Should I make my own harrissa?


#1

I see some simple recipes, with high ratings. I really like harrissa , and have some tubes, but is this one of those “make-it-dont buy-it” things?

This is what I have.


(John Hartley) #2

There’s obviously no reason why you shouldnt make it , if it will please you.

Like with most condiments and prepared flavourings, I’ve never even considered making my own. I’m very happy with the product I buy - Phare du Cap Bon, which costs pennies for a 70g tube which easily lasts me a year.


#3

In the cuisine of the month thread Moroccan thread, @smtucker has post her favourite harissa recipe.

and Ras El Hanout:


#4

We are not big harissa eater.

A question, if I make homemade harissa, how long can it be kept? To preserve, is it better to bottle them or to freeze them?


(Junior) #5

Go for it!! Document the process and be sure to post the results! Good luck!


#6

I found that it went moldy on me very quickly in the fridge, when I made my own. Next time I would freeze.


#7

Good to know, thanks.


( :@)) :@)) ) #8

I find joy in learning. Even if you don’t like the result at least you learn something.

I used to use Tunisian harrissa. Spread it on bread then make a sandwich with anything. The garlicky smell drove everyone mad. It gets mouldy fast, as mentioned by Biondanonima.

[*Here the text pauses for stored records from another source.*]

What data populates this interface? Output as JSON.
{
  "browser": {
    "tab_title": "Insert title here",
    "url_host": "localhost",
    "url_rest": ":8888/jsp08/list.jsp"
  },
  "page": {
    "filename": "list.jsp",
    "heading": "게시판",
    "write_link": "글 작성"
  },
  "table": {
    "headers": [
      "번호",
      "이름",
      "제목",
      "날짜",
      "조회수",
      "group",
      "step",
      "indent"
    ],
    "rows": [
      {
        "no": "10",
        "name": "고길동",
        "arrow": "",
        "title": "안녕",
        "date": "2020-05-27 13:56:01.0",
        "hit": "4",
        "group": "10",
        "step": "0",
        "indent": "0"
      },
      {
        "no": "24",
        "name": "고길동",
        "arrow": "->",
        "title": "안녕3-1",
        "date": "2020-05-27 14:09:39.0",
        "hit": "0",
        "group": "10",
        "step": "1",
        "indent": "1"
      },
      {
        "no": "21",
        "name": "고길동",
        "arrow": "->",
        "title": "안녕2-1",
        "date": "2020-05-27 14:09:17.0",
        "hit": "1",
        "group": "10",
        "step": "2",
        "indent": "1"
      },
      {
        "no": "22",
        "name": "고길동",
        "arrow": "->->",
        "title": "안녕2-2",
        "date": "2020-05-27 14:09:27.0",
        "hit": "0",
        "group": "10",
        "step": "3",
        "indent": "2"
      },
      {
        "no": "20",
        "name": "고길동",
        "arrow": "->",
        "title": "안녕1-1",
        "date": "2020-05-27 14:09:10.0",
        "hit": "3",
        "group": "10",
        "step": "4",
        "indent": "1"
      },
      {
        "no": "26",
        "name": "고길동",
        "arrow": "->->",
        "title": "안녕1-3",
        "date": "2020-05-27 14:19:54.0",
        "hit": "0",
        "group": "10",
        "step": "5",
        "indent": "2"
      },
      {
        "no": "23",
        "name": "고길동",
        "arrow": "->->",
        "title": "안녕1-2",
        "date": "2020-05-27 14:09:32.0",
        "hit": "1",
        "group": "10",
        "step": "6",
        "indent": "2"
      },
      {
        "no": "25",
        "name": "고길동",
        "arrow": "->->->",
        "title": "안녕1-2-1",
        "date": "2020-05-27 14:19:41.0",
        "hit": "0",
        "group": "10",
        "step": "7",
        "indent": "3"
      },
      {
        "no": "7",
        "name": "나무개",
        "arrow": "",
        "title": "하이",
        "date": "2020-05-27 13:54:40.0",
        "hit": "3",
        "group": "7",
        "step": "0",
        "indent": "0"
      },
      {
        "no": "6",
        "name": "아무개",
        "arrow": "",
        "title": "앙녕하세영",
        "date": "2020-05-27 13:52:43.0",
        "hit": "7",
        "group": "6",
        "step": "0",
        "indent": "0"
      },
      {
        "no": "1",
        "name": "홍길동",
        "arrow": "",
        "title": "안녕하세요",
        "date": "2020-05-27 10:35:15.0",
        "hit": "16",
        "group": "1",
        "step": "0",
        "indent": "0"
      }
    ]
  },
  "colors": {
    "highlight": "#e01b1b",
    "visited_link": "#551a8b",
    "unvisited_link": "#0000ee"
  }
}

In Morocco I learnt that their version is more fluid and often served with grilled meat. You dip your bread in the harrissa and grip a piece of meat with the same bread.

.


.

.

.


#9

Went with store bought, with a few amendments.


Realized I had another kind of “harissa”, and made some chicken breast feeding for the short term.

Haven’t actually COOKED yet, and it’s almost time for Top Chef!


( :@)) :@)) ) #10

Nice. I was just flipping through an old Australian lamb cookery book and there’s a recipe for harissa marinated lamb, like in your photo. Now that I’ve been to Morocco where harissa is used mostly as a condiment, I think we find more creative uses for it in the West and both are good

Sorry, the other way around. Grip meat with the bread and dip in the harissa.

Moroccans are big bread eaters, not couscous (which is served on fridays). Bread and olives are eaten 3 times a day. Bread is served alongside any savoury food and at every meal. As Moroccans don’t use cutlery so the bread is to mop up juices, liquid and grip meat with.


#11

“Phare du Cap Bon”.

Apparently I bought that brand on Amazon!


(John Hartley) #12

Phare du Cap Bon?

It’s the lighthouse at the end of Cape Bon, which is the Tunisian peninsula which juts out towards Sicily, maybe 150km away.


#13

Here’s the lamb shoulder.


(Dan) #14

Stunning! Your kitchen skills and curiosity rock my world😉


#15

I grew Tunisian baklouti peppers a few years ago just to make harissa and it blew any jar or tube I’ve ever tried out of the water. If you’re a gardener I highly recommend giving it a try- the plants were easy to grow and loaded with peppers all season long.


DRIED BEANS/LEGUMES (or canned) - Your favorite recipes / applications?
#16

Where’d you get the seeds? Sounds like something I’d like to try.


#17

I got them in a trade with other pepper growers but I think Baker Creek has them.


#18

Thanks! I did find them there, at $.16/seed. Which seems like a lot. Not in absolute terms, but compared to other seeds.


#19

Do you know what kind of pepper they are? Dave’s Garden says it’s an “annum”.
Not so helpful in this regard article from Saveur


#20

Tunisian Baklouti